Friday, February 19, 2016

Alabama reiterates it's a “right-to-work” state with anti-union amendment

Alabama reiterates it's a “right-to-work” state with anti-union amendment

Article Title: Alabama reiterates it's a “right-to-work” state with anti-union amendment

Alabama reemphasizes that Alabama is a 'Right-to-work' state through an amendment. Alabama legislators might as well say to corporations, "Come to Alabama, we are anti-union and anti-worker. Come to our state and open your business because we take care of the employer over the worker. You can hire and fire at will without having to fight those mean ol' unions that hurt our fantastic business."

On the surface, the misleading term 'Right-to-work' state would give the impression that it is good for the worker and a protection against forcing workers to join a union if they want a job. Unfortunately that is not the case. In essence, 'Right-to-work' is a means to kill-off unions. Simply put, if a job has a union in a 'Right-to-work' state, a union is forced by law to represent all employees equally, even if they choose not to be a member of the union. So what happens is a union must spend their time and money to represent employees that choose not to be in a union and to not pay their fair share of representation. Anyone that is a member of the union is paying union dues for representation. So why is this a problem? It is a problem because non-union members often use the union for representation they are not paying for. Since many corporations/businesses have their own legal staff to protect the employer it forces the union to spend untold hours and money to protect the employee from being abused or discriminated against.

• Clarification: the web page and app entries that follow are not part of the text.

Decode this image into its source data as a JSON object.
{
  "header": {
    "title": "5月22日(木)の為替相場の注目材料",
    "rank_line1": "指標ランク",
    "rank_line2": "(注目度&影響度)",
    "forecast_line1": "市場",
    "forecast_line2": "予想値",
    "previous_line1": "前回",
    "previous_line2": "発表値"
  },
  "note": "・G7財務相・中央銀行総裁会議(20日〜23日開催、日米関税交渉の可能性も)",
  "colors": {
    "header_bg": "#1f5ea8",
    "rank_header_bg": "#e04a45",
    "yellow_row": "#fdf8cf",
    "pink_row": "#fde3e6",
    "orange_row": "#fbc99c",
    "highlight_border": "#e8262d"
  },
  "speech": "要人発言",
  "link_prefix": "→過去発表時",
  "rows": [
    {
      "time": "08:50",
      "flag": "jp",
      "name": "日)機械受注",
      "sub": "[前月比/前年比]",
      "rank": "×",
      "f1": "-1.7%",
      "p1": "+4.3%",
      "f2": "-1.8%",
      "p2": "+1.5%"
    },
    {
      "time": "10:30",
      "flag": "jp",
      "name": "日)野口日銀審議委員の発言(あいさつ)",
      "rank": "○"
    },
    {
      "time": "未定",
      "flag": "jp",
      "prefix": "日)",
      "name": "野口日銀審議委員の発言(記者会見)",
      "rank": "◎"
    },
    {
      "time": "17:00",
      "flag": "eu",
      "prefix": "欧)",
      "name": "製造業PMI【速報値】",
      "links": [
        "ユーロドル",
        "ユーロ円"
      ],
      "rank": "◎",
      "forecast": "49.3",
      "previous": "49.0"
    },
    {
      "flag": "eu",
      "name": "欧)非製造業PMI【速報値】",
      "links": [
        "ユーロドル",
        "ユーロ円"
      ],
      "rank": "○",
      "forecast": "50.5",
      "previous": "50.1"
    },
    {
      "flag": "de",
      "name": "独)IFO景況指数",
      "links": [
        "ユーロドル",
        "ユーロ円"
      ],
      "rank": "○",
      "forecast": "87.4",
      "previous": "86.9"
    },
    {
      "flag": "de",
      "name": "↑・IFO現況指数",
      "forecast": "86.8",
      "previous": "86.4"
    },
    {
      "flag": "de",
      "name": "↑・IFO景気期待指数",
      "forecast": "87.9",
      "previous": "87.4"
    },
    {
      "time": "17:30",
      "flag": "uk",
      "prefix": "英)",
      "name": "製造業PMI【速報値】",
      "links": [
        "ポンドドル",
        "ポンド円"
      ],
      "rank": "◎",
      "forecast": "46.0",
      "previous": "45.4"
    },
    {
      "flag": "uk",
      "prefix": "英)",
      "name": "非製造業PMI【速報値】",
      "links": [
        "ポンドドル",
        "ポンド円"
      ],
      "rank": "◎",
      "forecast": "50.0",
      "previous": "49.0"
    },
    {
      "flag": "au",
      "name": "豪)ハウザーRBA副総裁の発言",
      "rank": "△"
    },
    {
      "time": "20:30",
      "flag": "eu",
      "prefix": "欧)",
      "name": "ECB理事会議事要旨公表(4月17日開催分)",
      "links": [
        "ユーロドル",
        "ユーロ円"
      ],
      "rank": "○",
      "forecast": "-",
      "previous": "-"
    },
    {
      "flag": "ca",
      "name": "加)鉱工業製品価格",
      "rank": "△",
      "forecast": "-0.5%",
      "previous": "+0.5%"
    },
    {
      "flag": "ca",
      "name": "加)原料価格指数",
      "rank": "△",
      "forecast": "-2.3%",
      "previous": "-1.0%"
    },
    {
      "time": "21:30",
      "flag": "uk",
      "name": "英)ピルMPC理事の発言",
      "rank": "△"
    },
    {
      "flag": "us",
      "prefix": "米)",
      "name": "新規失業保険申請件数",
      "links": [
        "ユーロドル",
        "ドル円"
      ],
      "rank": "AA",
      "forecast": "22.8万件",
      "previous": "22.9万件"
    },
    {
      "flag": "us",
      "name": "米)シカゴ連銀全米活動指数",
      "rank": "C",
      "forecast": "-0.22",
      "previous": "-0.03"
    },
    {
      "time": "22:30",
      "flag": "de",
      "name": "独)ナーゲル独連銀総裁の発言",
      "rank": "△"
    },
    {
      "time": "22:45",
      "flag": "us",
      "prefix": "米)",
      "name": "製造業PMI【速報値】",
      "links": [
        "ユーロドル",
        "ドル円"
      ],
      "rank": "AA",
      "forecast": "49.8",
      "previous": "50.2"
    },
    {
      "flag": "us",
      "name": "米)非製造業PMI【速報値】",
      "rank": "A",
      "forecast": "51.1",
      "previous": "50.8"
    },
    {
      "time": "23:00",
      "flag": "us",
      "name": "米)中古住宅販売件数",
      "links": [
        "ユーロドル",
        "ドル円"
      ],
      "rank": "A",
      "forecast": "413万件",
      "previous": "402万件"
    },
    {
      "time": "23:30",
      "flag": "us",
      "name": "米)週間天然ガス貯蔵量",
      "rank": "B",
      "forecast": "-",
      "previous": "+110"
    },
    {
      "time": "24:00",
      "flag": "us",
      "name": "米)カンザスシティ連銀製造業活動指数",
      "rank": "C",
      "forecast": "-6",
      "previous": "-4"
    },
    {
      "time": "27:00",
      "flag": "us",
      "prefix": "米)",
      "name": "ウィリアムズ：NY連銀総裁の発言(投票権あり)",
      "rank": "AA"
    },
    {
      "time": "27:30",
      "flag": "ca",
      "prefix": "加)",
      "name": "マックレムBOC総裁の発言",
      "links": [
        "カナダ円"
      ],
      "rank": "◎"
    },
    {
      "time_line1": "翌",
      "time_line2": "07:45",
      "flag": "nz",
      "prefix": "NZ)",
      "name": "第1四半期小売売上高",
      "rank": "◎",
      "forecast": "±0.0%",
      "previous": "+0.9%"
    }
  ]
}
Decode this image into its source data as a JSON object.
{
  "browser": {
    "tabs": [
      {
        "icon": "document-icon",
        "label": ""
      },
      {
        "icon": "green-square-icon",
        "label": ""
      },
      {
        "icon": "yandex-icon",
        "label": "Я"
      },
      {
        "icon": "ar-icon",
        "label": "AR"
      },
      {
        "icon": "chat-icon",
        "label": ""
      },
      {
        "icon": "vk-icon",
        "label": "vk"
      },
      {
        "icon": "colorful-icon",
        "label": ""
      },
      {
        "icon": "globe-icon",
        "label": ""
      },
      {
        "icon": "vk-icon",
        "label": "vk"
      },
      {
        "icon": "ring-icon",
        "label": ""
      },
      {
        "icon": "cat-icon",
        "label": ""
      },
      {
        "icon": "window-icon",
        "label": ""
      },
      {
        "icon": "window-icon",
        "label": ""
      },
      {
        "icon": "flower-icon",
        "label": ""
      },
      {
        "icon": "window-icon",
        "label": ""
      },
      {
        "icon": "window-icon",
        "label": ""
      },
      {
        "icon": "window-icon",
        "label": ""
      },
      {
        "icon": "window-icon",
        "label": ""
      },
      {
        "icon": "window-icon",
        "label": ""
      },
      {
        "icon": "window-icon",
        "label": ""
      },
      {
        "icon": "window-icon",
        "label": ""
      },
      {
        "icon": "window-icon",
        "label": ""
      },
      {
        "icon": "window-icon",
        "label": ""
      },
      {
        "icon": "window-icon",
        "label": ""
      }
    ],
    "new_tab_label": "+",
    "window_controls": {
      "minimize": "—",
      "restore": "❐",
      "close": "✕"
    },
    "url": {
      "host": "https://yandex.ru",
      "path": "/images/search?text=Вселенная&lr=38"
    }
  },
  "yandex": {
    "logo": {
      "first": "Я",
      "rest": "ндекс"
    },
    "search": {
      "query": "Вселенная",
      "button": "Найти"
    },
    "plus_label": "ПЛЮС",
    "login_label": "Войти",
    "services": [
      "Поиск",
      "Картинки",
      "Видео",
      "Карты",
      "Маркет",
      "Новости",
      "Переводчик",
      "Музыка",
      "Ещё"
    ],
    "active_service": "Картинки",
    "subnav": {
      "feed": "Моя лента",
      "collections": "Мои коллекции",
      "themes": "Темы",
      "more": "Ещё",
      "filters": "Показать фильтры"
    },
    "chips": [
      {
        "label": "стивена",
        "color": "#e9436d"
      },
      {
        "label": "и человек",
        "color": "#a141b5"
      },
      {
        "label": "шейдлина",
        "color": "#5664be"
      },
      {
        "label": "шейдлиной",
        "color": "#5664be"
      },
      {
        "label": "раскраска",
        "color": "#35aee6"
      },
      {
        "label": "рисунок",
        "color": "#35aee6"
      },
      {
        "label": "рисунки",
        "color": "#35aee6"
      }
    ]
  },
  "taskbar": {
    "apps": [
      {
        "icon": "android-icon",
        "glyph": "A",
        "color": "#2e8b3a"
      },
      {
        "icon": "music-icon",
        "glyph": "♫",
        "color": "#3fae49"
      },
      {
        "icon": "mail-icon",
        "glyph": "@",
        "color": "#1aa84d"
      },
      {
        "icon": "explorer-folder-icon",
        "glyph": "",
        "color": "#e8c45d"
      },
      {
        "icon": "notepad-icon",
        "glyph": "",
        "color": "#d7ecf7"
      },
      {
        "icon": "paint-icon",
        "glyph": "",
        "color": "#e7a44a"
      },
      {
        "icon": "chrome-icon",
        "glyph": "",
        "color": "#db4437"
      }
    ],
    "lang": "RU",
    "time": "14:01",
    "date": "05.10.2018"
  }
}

So who cares? Maybe you are that 'loyal-to-the-employer, anti-union worker' that sucks-up to the boss and you get everything you want, to include undeserved promotions that other more qualified workers should have been provided. Or maybe it is time for layoffs and even though you are a sorry-a## worker and everyone else is pulling your load, you and the boss are friends, so you get to keep your job. So you say, "I don't need a union." ...or maybe you are a highly productive worker that always shows up for work, but suddenly you or a family member becomes ill. You think you are protected by FMLA, but the employer disapproves your FMLA application even though you legally qualify. So now you get fired because you are no longer an asset. So now, even though you are non-union, you go to the union for help. You are not paying your fair share for the litigation cost, but under 'Right-to-work' the union is forced to represent you free of charge and it cost a fortune to represent you. The union protects you and your job, but all the union members had to eat the expense of representation. Now you go back to bad-mouthing the union once you are well again. Think it doesn't happen? It does! Alabama sells this state to corporations through advertising it as a 'Right-to-work' state and giving outrageous tax breaks ...with your tax money while the state fights against raising the minimum wage raise. "In Alabama, a pre-emption effort introduced this month seeks to nullify a law passed last year by the Birmingham City Council for a citywide minimum wage of $10.10 an hour by mid-2017. If enacted, the state bill would also torpedo efforts to adopt local minimum wages in Huntsville and Tuscaloosa." Additionally, Alabama pays workers the lowest schedule rates for loss of limbs on the job because "States set their own fee schedule, and Alabama had the lowest rates for amputations, according to ProPublica. Reporters found two workers, one in Alabama and one in Georgia, who had lost arms in workplace accidents. The Alabama workers received just $45,000, compared to more than $700,000 for the Georgia worker." The aforementioned examples are just a few items that unions fight to improve. And it cost money for them to fight for it.

A 'Right-to-work' state helps the corporation/business while harming the worker.

Article Source: Huntsville Economic Development
'Right-to-work' state (Alabama)

No comments:

Post a Comment